wanted to have a brick house that would look as old as the mountains
from the day it was built. We also wanted to have a beach home that could
be anywhere down any coast, be it Bali, Goa or Kerala”.
Praise for the architect, Benny Kuriakose
They were thrilled when they met Benny Kuriakose (Note to our readers: We featured another home by Benny on this blog here) because the first words he told them were that he did not have an ego and if they had a dream he would help them make it a reality. This was perfect for Ranjeet and Maria since both of have very clear views and ideas on what they wanted.
Both of them had a very active role in deciding the plan of the house, and a lot of the ideas are Ranjeet’s. Ranjeet looked after most of the interiors and detailing, while Maria, who is a whiz at gardening looked after the landscaping. Ranjeet says Benny is bursting with eco friendly ideas and they have all three put their heads together to create their home. They feel he is the perfect architect. He is an expert in designing tiled roofs, and allowing a house to benefit the maximum in terms of light and air.

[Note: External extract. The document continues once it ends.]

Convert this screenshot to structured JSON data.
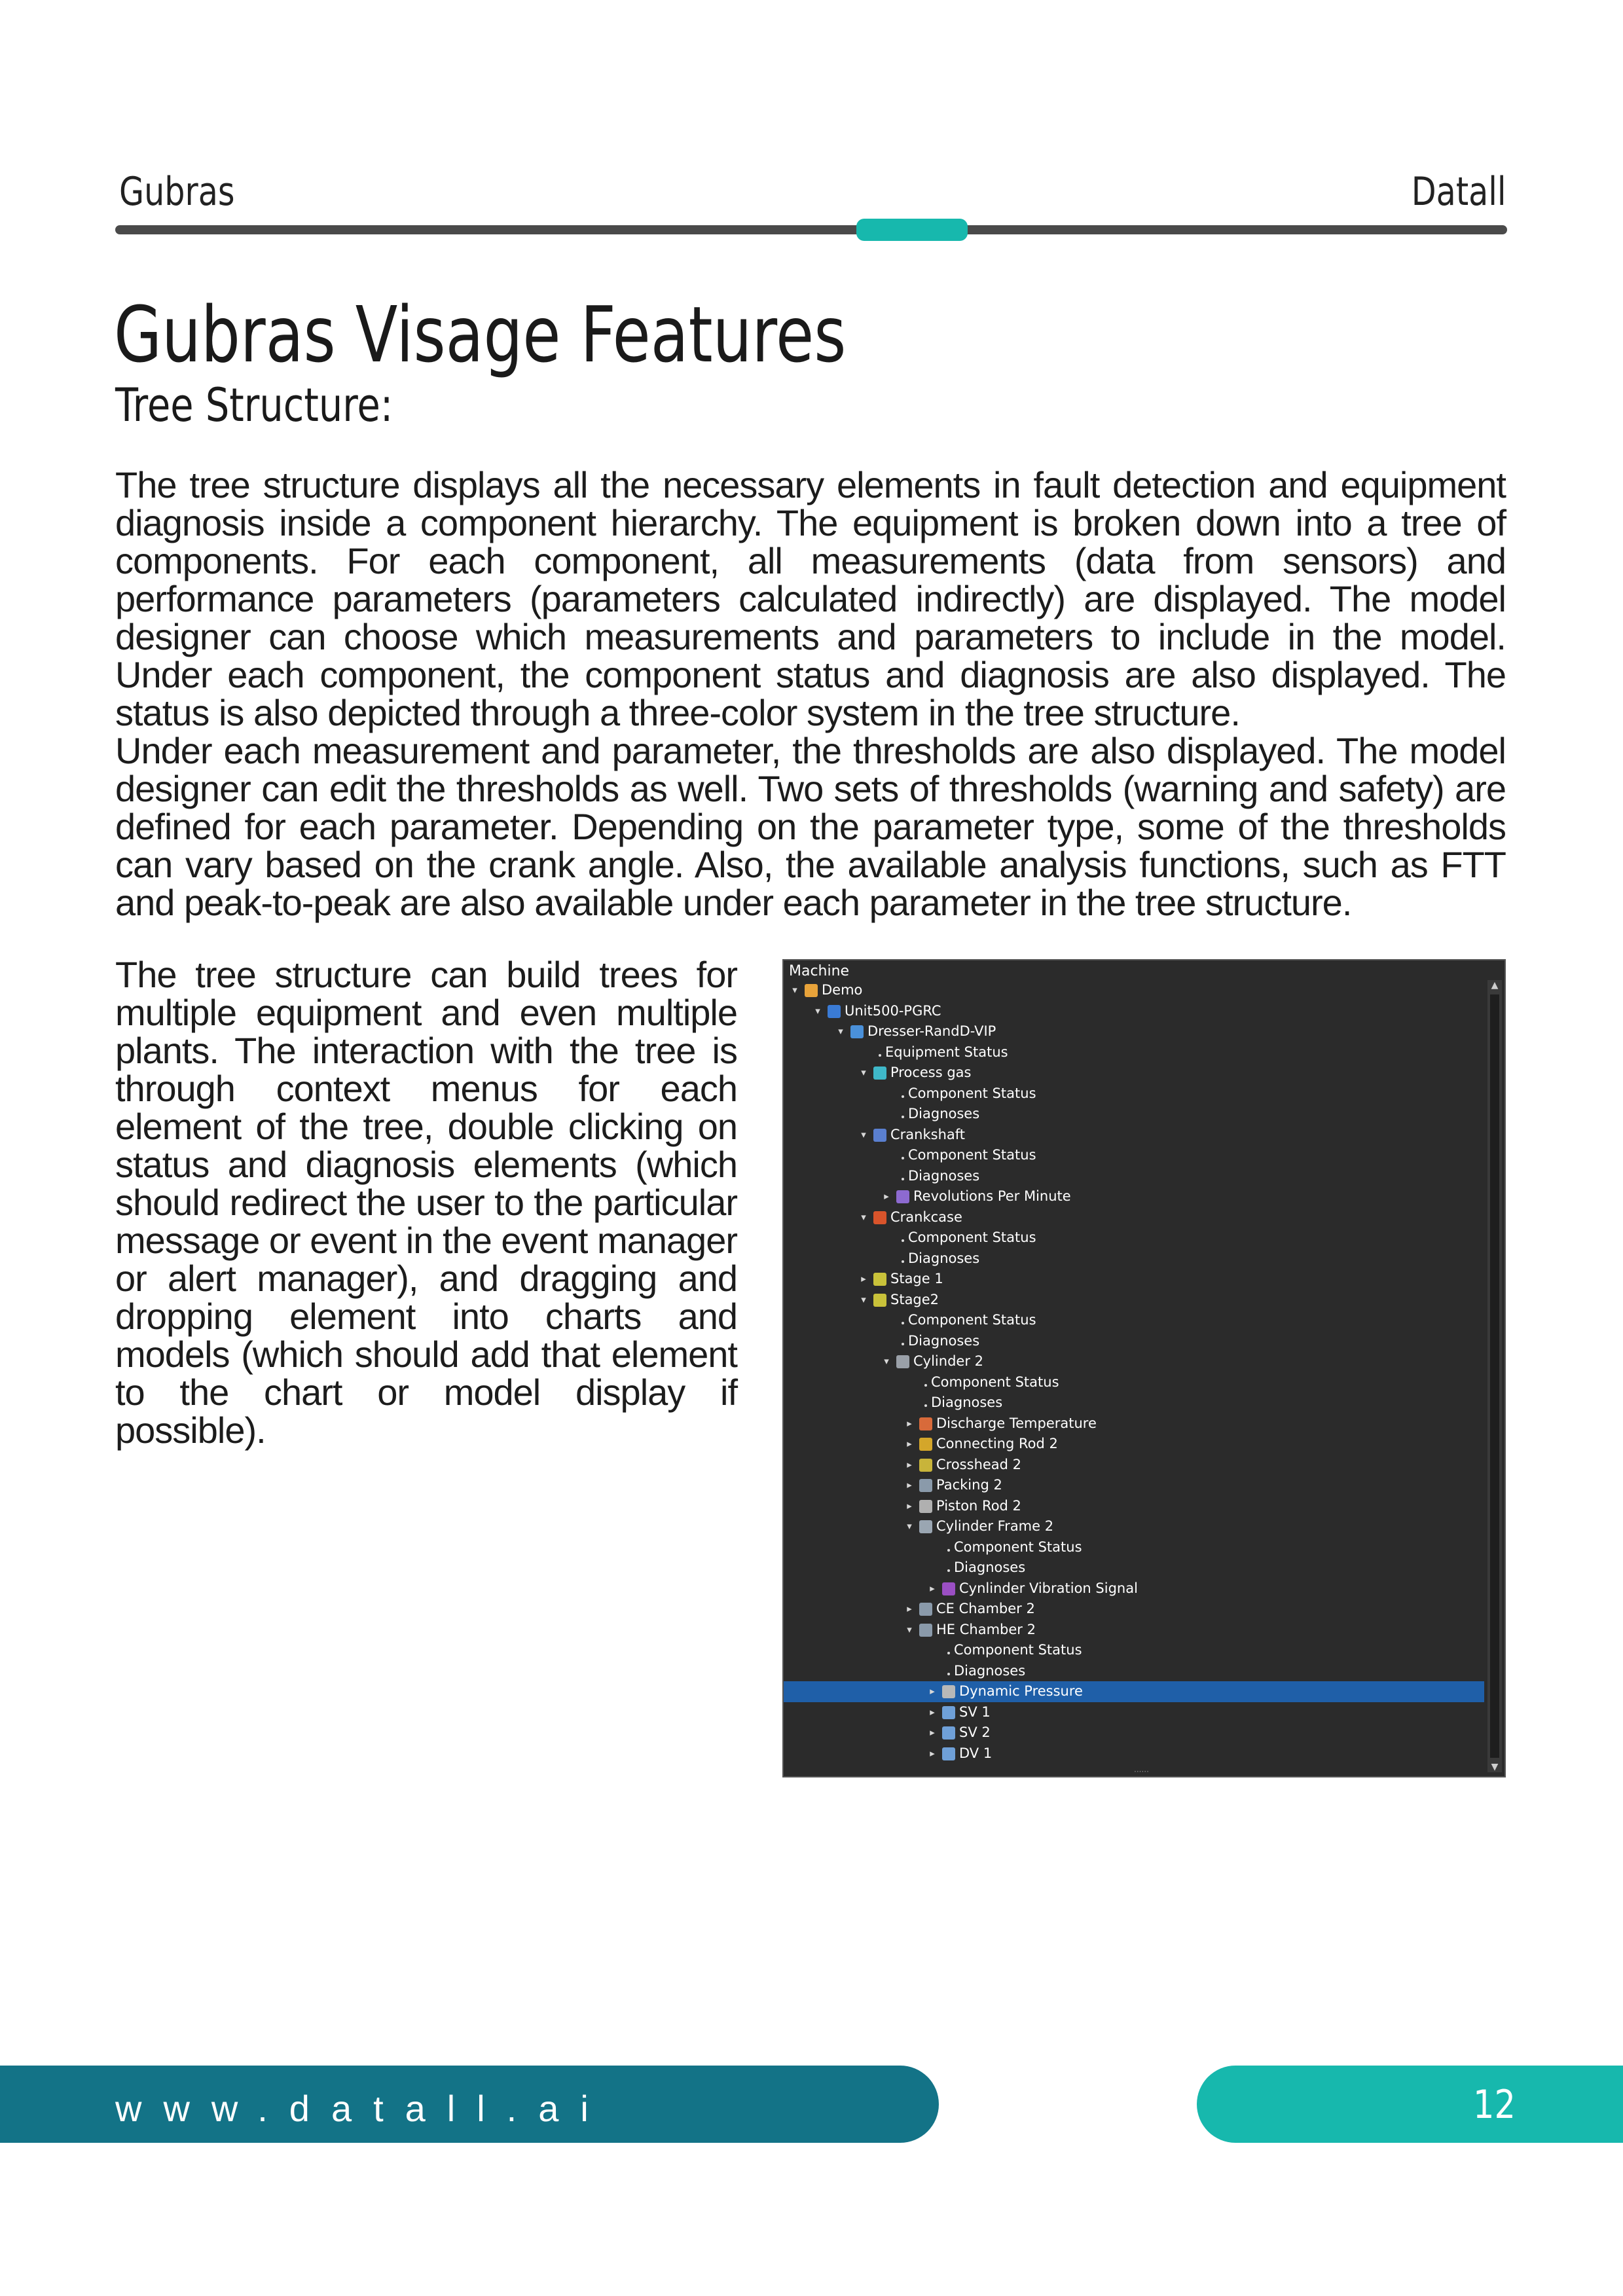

Eco-friendly bricks, a cost-saver too!
Benny found someone who made the bricks for them using mud from the Red Hills. The mud blocks were mixed with 5% cement, sand and water and compressed under 60 tonnes of pressure.
The blocks were then cured for 2 weeks with regular watering and then transported to the house.
The beauty about these blocks is that there is no baking required and the strength is thrice that of normal brick besides being cheaper.
The other cost saving by using these blocks is that since they interlock, they have used no cement mortar between the bricks, and have no concrete pillars used in the house.
Pynkado wood – better than teak
They have not used any teak in the house and instead have used pynkado – a Burmese wood which is very heavy and sinks in water. Says Ranjeet, “The oldest standing piers in Europe are made of pynkado and still stand after 500+ years. The wood is very difficult to work and we had to use high grade stainless steel screws to penetrate the wood. All our doors and windows are made of this wood. We used Malaysian Sal for the beams, rafters and pillars. All the wood was bought in log form directly from importers and cut and planed to our specs. We dried the wood on the property over a 6 month period under shade and with the sides open to allow free passage of air.”
They have cross shaped ventilation holes around the whole periphery of the attic that allows for cross ventilation. Ranjeet says, “We have lights in the attic which we put on at night so that you see a dull glow emanating out of the holes in the attic walls. It is very romantic to see at night.”
The double-layered roof – a great place to locate the AC units
We have a double layered roof – a concrete slab over the bedrooms upstairs over which we have built a sloping tile roof. This space provides as an attic, where they have located all the AC units as well as the water tank. In peak of summer,their rooms are cool and so is their water.
When I asked them about where they sourced their stuff, and about their discerning eye for great furniture, Ranjeet explained, “I grew up in Cal and stayed in a lovely old bungalow and was exposed to the timelessness and beauty of antique furniture all my life. Maria’s parents were planters in the High Ranges and she has also been surrounded by beauty all her life. She is amazing with plants. She prefers a more wild style of tropical garden that is lush with greenery all through the year. Ever since we got married in 89, both of us have been hunting down lovely antiques and have picked them up up one by one over the last 22 years.”
For this house, Benny won a Celebration of Architecture award by Inside Outside for the best residence in the region.
It is heartening to see such an eco-friendly home and I think those of us who are contemplating a house-building project need to learn a few things from the Jacob family. Incidentally, they have taken on quite a few projects similar to this one, since their house got publicity. If you are serious about incorporating eco-friendly design in your home, do let me know, and I can put you in touch with Ranjeet and Maria.
Images courtesy: Kevin Kuriakose and Ranjeet Jacob.
N.B. If you haven’t already done so, do participate in our Zansaar Diwali Hamper giveaway.